"(f). to appoint interpreters, reporters, clerks and other officials, either generally or for a particular case. In particular, if at any time during the Trial it shall be established by the Tribunal that (for a reason which the Tribunal finds sufficient) a witness cannot be brought to the place of trial, then the Tribunal shall have power to appoint a special officer to take the evidence of such witness and to report to the Tribunal. Persons so appointed shall, before assuming their duties, if required by the Tribunal take an oath in a form provided by the Tribunal."
3. Professor Trainin objected to this and proposed a much more general formula to the following effect:
"The Tribunal shall have the power to appoint officers (secretaries, interpreters, etc.) for the carrying out of tasks of a subsidiary nature. The functions and duties of these officers shall be set forth by the Tribunal in the Rules of Procedure,"
4. Sir Thomas Barnes and I argued that the Tribunal has no inherent powers and will only have such powers as the signatories confer on it, and insisted that we put in expressly the power to appoint examiners or to issue letters rogatory. Professor Trainin thereupon agreed that the Tribunal would have the power to appoint officers and to decide what functions it would give them. After much discussion I smoked him out on whether he would agree now to insert the word "examiners" in his formula. He refused to do this and it finally became quite clear that he did not intend or wish the Tribunal to have the power to appoint examiners.

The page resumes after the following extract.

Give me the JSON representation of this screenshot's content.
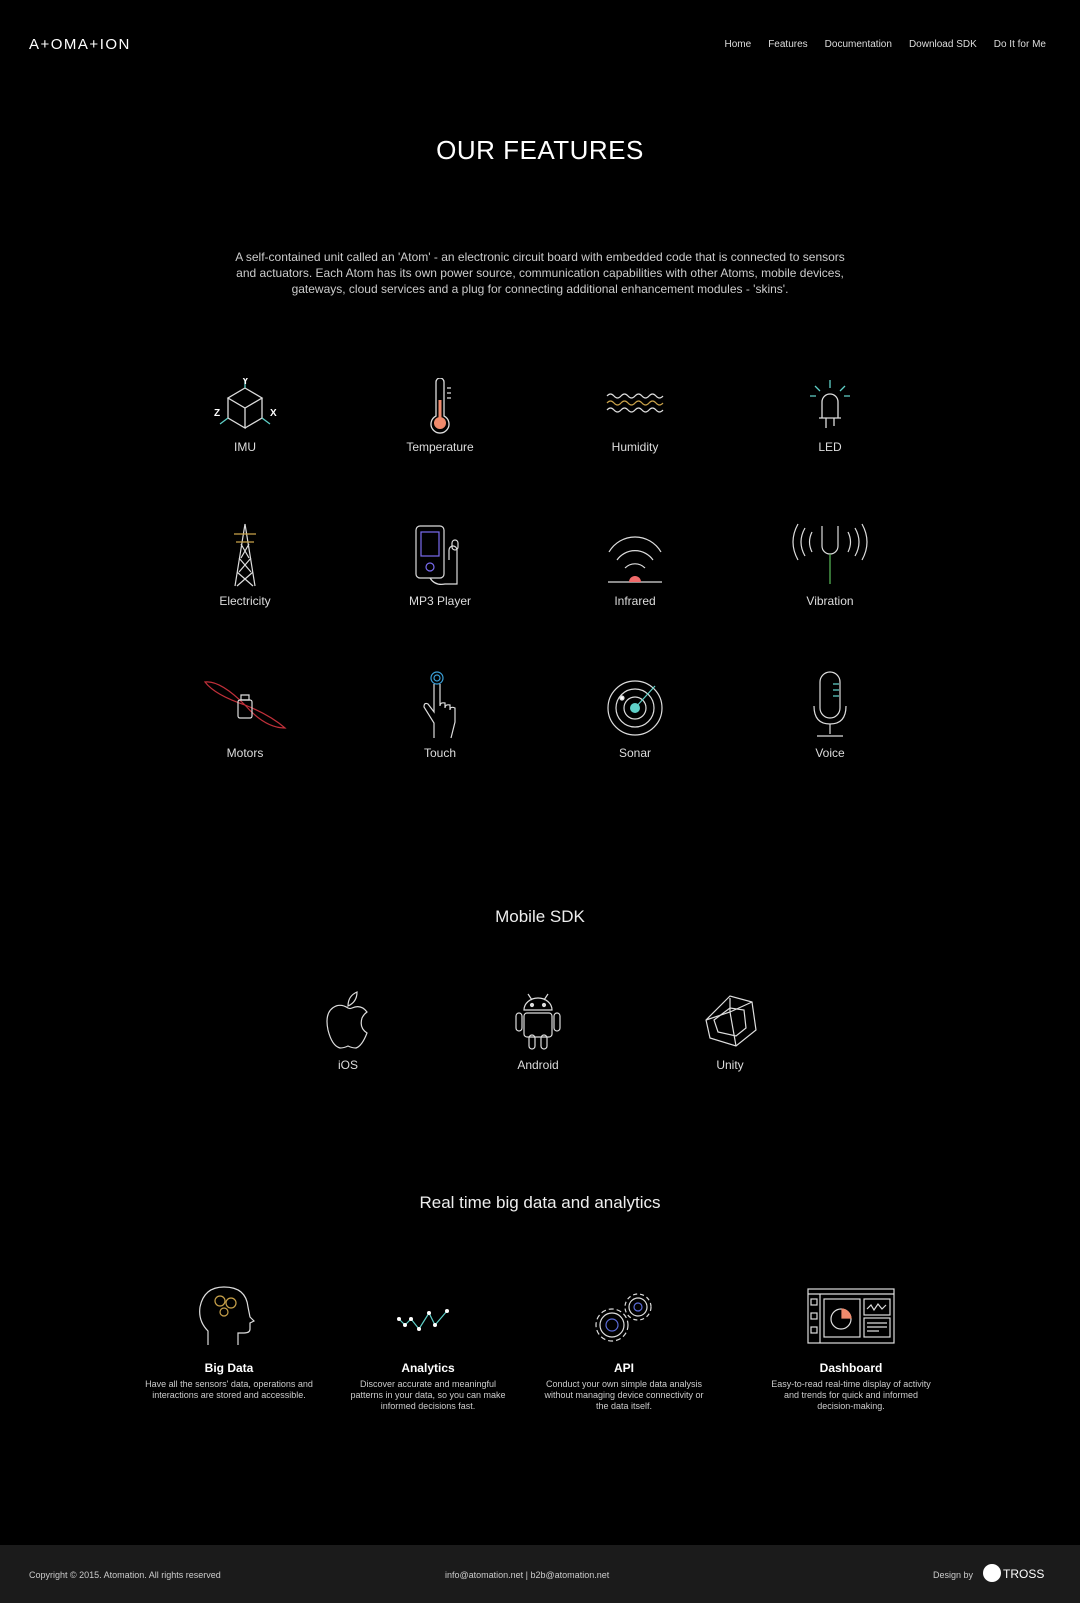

5. In our argument on this point Sir Thomas and I were fully seconded by K Falco, in spite of the fact that the French procedure does not provide for special masters or examiners. We were entirely unable to bring Professor Trainin around, and the whole question had to be reserved for discussion at the plenary sessions.
SIDNEY S. ALDERMAN
International Conference on Military Trials : London, 1945
Report of Robert H. Jackson, United States Representative to the International Conference on Military Trials : London, 1945
International organization and conference series; II
European and British Commonwealth 1
Department of State Publication 3080
Washington, DC : Government Printing Office, 1949